Moral hazard

Moreover, securitization, as we have seen, offers banks an opportunity to trim their balance sheets, which makes it easier for them to fulfill their regulatory obligations. They have jumped at the opportunity. At the same time, they have veered away from their basic function, the cornerstone of which is to accurately assess credit risk. With the extension of credit becoming increasingly easy, credit agencies have become less stringent with regard to the quality of the final borrowers. This is referred to as “moral hazard.” The banks have moved away from their role of financing the economy, seeking instead to assume (fortunately, not completely) a purely intermediary role in an economy that seems to have become completely “marketized.” Today, the situation is reaching its limits.

Real-World Examples of Securitization

Charles Schwab offers investors three types of mortgage-backed securities called specialty products.

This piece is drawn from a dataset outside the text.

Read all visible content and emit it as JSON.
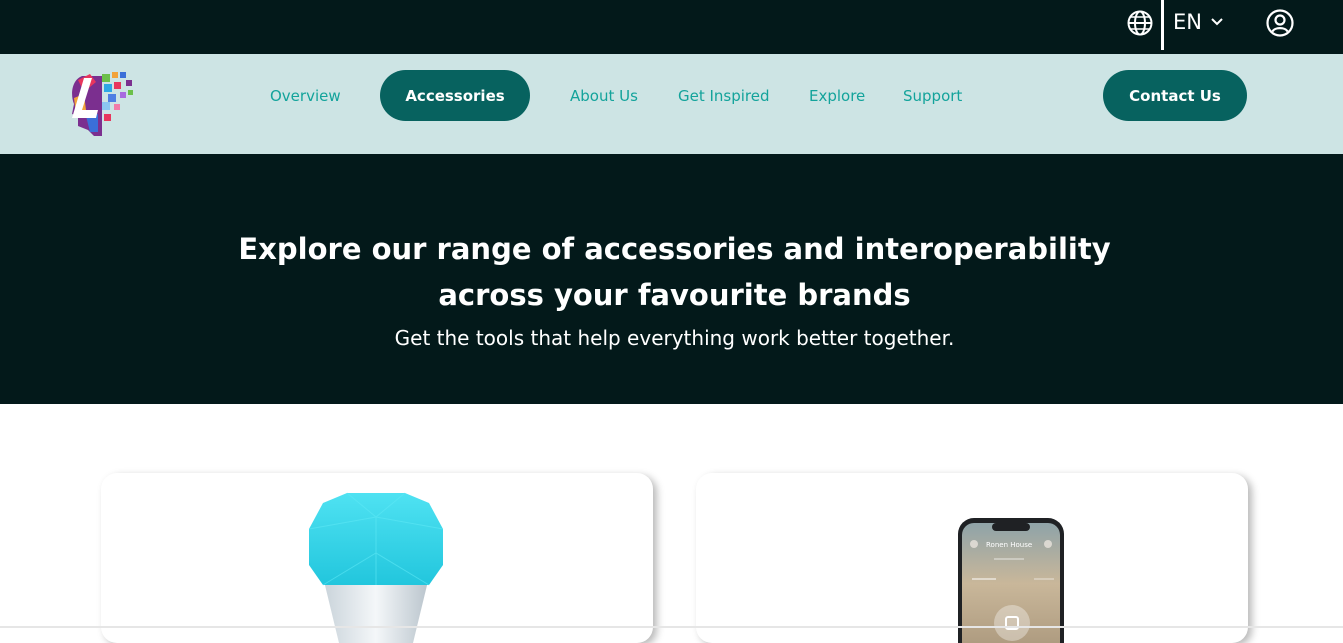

All the mortgages underlying these products are backed by government-sponsored enterprises (GSEs). This secure backing makes these products among the better-quality instruments of their kind. The MBSs include those offered by:

  • Government National Mortgage Association (GNMA): The U.S. government backs bonds guaranteed by Ginnie Mae. GNMA does not purchase, package, or sell mortgages, but does guarantee their principal and interest payments.
  • Federal National Mortgage Association (FNMA): Fannie Mae purchases mortgages from lenders, then packages them into bonds and resells them to investors. These bonds are guaranteed solely by Fannie Mae and are not direct obligations of the U.S. government. FNMA products carry credit risk.
  • Federal Home Loan Mortgage Corporation (FHLMC): Freddie Mac purchases mortgages from lenders, then packages them into bonds and resells them to investors. These bonds are guaranteed solely by Freddie Mac and are not direct obligations of the U.S. government. FHLMC products carry credit risk.

 

 

Takeaway

Instead of selling individual appetizers, some restaurants sell a combo that groups together several popular options. The combo basket can be a safer bet for diners. If you don't like one of the choices, you've got others to eat. Similarly, securitization is the practice of bundling different assets together into a diversified security (or a combo basket) to sell to investors. It can be safer for investors than buying individual mortgages, as they don't lose all of their money if one borrower defaults. Still, investing in asset-backed securities comes with risk, and returns are not guaranteed.